§ Data provided:
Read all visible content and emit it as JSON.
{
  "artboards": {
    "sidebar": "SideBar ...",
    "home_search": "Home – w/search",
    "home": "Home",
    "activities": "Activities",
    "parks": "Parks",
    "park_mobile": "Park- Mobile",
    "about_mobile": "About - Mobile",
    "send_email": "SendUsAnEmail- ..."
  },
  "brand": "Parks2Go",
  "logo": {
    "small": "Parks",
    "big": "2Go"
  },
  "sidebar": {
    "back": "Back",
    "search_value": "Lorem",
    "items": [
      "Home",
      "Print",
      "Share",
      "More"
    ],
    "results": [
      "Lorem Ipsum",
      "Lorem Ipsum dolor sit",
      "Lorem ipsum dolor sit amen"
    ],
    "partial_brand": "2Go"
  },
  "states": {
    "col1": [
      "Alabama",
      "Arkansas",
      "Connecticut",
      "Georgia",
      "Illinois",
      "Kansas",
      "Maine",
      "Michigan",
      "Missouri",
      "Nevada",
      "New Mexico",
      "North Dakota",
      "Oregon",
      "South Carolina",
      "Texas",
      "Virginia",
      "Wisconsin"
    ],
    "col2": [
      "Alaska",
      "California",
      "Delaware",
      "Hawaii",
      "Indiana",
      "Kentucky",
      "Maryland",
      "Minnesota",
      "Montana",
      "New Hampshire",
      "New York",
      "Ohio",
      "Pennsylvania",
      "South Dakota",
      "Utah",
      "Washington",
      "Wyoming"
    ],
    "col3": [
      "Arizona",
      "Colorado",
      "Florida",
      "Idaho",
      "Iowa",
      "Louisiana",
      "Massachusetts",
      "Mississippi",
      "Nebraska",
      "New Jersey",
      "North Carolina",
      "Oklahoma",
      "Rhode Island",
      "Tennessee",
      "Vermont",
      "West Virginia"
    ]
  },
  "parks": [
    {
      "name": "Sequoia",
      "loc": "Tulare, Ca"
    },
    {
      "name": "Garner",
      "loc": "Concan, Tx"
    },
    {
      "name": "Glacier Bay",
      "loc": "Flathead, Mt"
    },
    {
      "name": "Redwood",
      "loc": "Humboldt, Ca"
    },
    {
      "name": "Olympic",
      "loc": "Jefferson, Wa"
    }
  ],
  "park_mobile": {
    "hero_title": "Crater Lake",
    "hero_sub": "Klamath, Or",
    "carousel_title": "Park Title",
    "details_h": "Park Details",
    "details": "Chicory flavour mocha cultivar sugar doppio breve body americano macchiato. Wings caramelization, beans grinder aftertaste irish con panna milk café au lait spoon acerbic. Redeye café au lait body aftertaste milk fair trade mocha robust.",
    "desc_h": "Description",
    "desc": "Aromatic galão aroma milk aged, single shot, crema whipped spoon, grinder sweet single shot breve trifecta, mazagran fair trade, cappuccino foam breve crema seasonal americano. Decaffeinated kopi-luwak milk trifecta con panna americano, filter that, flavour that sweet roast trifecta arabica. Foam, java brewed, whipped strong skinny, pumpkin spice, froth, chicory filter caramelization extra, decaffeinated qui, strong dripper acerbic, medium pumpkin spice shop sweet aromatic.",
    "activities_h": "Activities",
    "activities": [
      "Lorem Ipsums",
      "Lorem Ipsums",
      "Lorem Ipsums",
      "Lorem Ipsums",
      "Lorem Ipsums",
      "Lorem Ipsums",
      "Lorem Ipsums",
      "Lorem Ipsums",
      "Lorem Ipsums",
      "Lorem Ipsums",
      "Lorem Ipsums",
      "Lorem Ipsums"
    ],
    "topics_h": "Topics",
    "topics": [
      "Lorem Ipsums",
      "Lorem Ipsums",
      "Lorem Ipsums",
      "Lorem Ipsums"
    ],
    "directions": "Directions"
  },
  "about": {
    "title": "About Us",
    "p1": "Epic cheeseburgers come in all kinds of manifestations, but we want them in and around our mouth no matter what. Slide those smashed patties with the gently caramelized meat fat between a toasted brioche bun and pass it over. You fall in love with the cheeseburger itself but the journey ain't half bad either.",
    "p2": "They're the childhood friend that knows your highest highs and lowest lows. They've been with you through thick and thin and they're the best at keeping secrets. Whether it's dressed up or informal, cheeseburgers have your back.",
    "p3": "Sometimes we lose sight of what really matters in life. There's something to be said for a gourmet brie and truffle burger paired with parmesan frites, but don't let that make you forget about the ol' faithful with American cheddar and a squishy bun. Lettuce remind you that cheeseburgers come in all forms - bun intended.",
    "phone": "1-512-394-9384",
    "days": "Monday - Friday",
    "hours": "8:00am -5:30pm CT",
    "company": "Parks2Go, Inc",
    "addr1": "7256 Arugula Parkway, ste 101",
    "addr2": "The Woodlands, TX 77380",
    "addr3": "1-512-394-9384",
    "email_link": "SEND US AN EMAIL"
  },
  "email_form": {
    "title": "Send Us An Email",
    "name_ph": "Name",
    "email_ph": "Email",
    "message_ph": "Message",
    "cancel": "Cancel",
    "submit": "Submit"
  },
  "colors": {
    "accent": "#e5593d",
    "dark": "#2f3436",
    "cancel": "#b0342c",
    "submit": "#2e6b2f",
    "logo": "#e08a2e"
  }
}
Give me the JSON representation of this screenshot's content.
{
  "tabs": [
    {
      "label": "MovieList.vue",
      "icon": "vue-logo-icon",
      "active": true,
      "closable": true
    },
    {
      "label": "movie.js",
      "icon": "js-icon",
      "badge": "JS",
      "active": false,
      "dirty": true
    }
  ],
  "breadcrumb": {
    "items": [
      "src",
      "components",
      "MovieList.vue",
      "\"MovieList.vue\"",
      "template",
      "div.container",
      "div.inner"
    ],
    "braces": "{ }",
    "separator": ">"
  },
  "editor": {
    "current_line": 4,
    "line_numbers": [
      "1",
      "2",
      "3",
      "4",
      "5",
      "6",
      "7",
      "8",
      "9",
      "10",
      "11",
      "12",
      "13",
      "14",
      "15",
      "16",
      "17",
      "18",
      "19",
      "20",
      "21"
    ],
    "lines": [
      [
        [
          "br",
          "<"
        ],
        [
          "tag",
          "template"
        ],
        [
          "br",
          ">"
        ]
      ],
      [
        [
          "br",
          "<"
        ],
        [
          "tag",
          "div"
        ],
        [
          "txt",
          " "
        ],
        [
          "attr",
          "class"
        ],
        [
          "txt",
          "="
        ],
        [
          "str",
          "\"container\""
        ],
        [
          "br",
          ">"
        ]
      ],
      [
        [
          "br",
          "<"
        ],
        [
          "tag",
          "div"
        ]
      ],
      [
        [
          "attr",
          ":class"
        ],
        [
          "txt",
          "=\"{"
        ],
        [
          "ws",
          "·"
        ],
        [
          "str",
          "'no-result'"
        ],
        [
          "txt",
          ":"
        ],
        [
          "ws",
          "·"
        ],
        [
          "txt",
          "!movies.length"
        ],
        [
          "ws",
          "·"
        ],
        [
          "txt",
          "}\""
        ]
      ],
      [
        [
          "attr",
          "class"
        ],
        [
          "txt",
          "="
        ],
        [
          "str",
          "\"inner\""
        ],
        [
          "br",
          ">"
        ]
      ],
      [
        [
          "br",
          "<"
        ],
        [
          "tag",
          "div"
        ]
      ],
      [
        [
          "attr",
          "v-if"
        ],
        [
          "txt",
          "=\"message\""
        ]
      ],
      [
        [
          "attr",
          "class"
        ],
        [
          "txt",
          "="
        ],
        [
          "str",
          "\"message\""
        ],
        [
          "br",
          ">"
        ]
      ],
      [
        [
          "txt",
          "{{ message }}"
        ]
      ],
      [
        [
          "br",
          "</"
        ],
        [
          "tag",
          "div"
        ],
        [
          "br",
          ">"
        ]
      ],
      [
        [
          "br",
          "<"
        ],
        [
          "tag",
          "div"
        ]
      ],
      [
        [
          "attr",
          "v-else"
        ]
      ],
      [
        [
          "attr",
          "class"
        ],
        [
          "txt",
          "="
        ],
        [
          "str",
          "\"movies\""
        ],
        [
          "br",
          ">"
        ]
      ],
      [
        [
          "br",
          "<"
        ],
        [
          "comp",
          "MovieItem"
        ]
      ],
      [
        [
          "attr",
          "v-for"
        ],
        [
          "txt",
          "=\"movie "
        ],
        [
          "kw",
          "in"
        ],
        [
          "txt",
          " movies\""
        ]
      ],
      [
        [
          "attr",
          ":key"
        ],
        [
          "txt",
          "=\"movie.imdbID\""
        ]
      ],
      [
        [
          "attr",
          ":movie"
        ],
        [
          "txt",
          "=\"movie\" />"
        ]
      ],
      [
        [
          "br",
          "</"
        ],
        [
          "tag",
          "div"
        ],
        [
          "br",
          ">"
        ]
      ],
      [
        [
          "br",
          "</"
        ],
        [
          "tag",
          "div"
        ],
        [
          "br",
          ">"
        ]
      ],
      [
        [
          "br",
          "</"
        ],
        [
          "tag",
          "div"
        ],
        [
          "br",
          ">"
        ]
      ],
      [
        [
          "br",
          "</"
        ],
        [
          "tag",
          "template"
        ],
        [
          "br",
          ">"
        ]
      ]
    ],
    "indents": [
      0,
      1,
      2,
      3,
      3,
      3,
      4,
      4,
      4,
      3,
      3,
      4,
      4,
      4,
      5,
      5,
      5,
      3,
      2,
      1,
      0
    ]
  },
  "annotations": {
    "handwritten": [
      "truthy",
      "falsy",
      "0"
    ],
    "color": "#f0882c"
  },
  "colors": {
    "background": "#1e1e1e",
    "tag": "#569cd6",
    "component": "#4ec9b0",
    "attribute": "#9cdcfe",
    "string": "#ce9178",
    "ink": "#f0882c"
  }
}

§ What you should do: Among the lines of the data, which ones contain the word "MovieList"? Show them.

§ Response to this task:
      "label": "MovieList.vue",
      "MovieList.vue",
      "\"MovieList.vue\"",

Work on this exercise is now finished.